■ **The problem**: Please copy, exactly and with no pictures, only the lines from the one containing "Extract the structured" through the last line of the records.
================================
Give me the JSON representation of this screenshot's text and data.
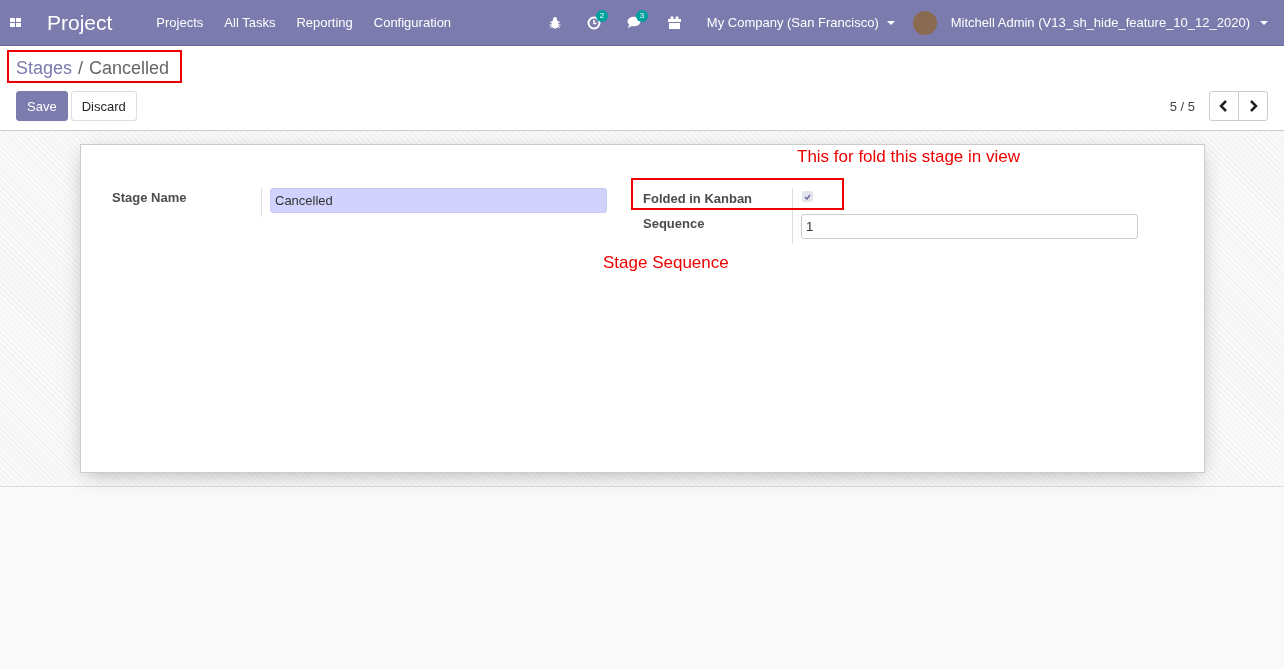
{
  "navbar": {
    "app_title": "Project",
    "menu": [
      "Projects",
      "All Tasks",
      "Reporting",
      "Configuration"
    ],
    "activity_count": "2",
    "message_count": "3",
    "company": "My Company (San Francisco)",
    "user": "Mitchell Admin (V13_sh_hide_feature_10_12_2020)"
  },
  "control_panel": {
    "breadcrumb": [
      {
        "label": "Stages",
        "kind": "link"
      },
      {
        "label": "Cancelled",
        "kind": "current"
      }
    ],
    "breadcrumb_separator": "/",
    "buttons": [
      {
        "label": "Save",
        "kind": "primary"
      },
      {
        "label": "Discard",
        "kind": "secondary"
      }
    ],
    "pager": "5 / 5"
  },
  "form": {
    "stage_name": {
      "label": "Stage Name",
      "value": "Cancelled"
    },
    "folded": {
      "label": "Folded in Kanban",
      "checked": true
    },
    "sequence": {
      "label": "Sequence",
      "value": "1"
    }
  },
  "annotations": [
    {
      "text": "This for fold this stage in view"
    },
    {
      "text": "Stage Sequence"
    }
  ]
}
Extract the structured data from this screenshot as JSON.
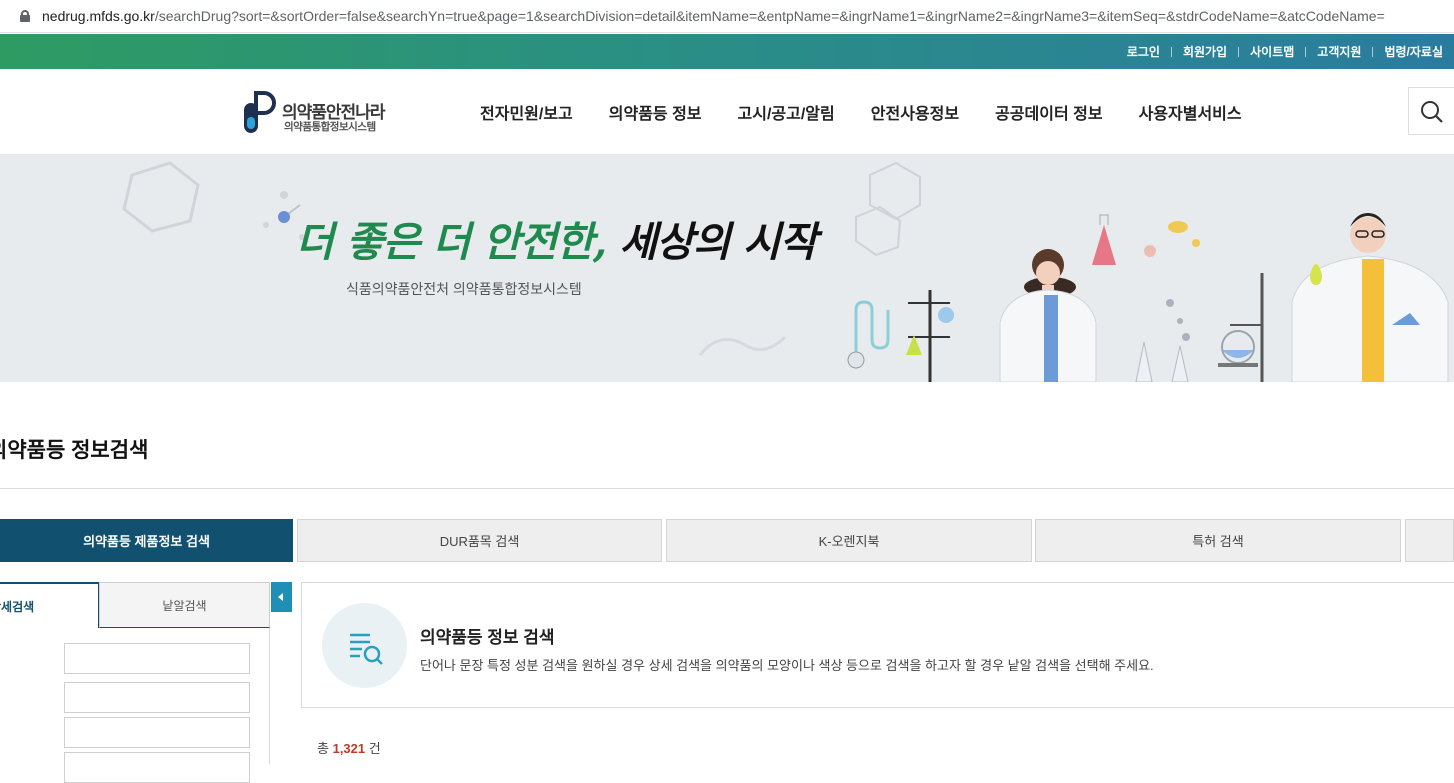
{
  "browser": {
    "url_host": "nedrug.mfds.go.kr",
    "url_path": "/searchDrug?sort=&sortOrder=false&searchYn=true&page=1&searchDivision=detail&itemName=&entpName=&ingrName1=&ingrName2=&ingrName3=&itemSeq=&stdrCodeName=&atcCodeName="
  },
  "utility_nav": [
    "로그인",
    "회원가입",
    "사이트맵",
    "고객지원",
    "법령/자료실"
  ],
  "logo": {
    "title": "의약품안전나라",
    "subtitle": "의약품통합정보시스템"
  },
  "gnb": [
    "전자민원/보고",
    "의약품등 정보",
    "고시/공고/알림",
    "안전사용정보",
    "공공데이터 정보",
    "사용자별서비스"
  ],
  "banner": {
    "slogan_green": "더 좋은 더 안전한,",
    "slogan_black": " 세상의 시작",
    "subtitle": "식품의약품안전처 의약품통합정보시스템"
  },
  "page_title": "의약품등 정보검색",
  "tabs": [
    "의약품등 제품정보 검색",
    "DUR품목 검색",
    "K-오렌지북",
    "특허 검색",
    ""
  ],
  "subtabs": {
    "detail": "상세검색",
    "pill": "낱알검색"
  },
  "info": {
    "title": "의약품등 정보 검색",
    "description": "단어나 문장 특정 성분 검색을 원하실 경우 상세 검색을 의약품의 모양이나 색상 등으로 검색을 하고자 할 경우 낱알 검색을 선택해 주세요."
  },
  "result": {
    "prefix": "총",
    "count": "1,321",
    "suffix": "건"
  },
  "colors": {
    "primary": "#11506e",
    "accent": "#1f8fb6",
    "count": "#c0392b"
  }
}
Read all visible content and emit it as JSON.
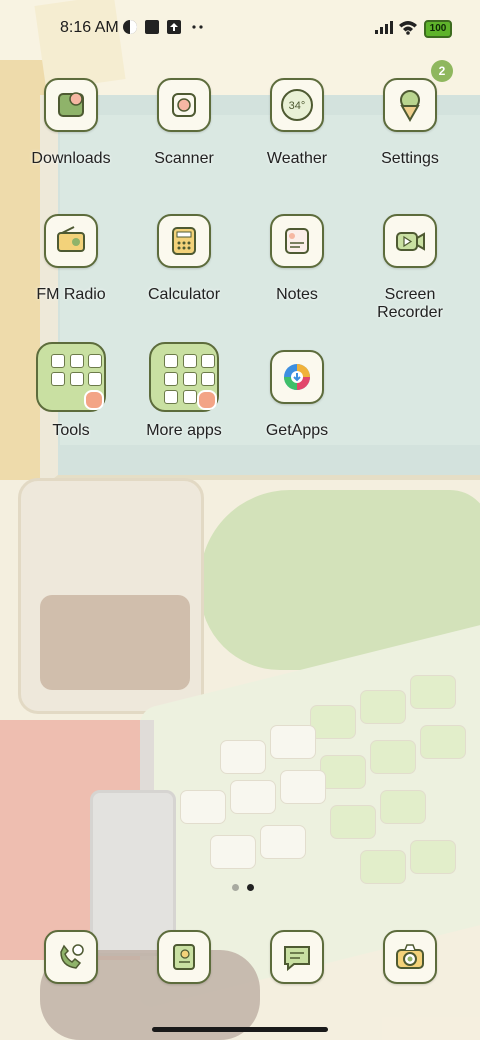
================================
■ **Solution to this problem**:
Extract the structured data from this screenshot as JSON.
{
  "browser": {
    "url_host": "nedrug.mfds.go.kr",
    "url_path": "/searchDrug?sort=&sortOrder=false&searchYn=true&page=1&searchDivision=detail&itemName=&entpName=&ingrName1=&ingrName2=&ingrName3=&itemSeq=&stdrCodeName=&atcCodeName="
  },
  "utility_nav": [
    "로그인",
    "회원가입",
    "사이트맵",
    "고객지원",
    "법령/자료실"
  ],
  "logo": {
    "title": "의약품안전나라",
    "subtitle": "의약품통합정보시스템"
  },
  "gnb": [
    "전자민원/보고",
    "의약품등 정보",
    "고시/공고/알림",
    "안전사용정보",
    "공공데이터 정보",
    "사용자별서비스"
  ],
  "banner": {
    "slogan_green": "더 좋은 더 안전한,",
    "slogan_black": " 세상의 시작",
    "subtitle": "식품의약품안전처 의약품통합정보시스템"
  },
  "page_title": "의약품등 정보검색",
  "tabs": [
    "의약품등 제품정보 검색",
    "DUR품목 검색",
    "K-오렌지북",
    "특허 검색",
    ""
  ],
  "subtabs": {
    "detail": "상세검색",
    "pill": "낱알검색"
  },
  "info": {
    "title": "의약품등 정보 검색",
    "description": "단어나 문장 특정 성분 검색을 원하실 경우 상세 검색을 의약품의 모양이나 색상 등으로 검색을 하고자 할 경우 낱알 검색을 선택해 주세요."
  },
  "result": {
    "prefix": "총",
    "count": "1,321",
    "suffix": "건"
  },
  "colors": {
    "primary": "#11506e",
    "accent": "#1f8fb6",
    "count": "#c0392b"
  }
}
Read all visible content and emit it as JSON.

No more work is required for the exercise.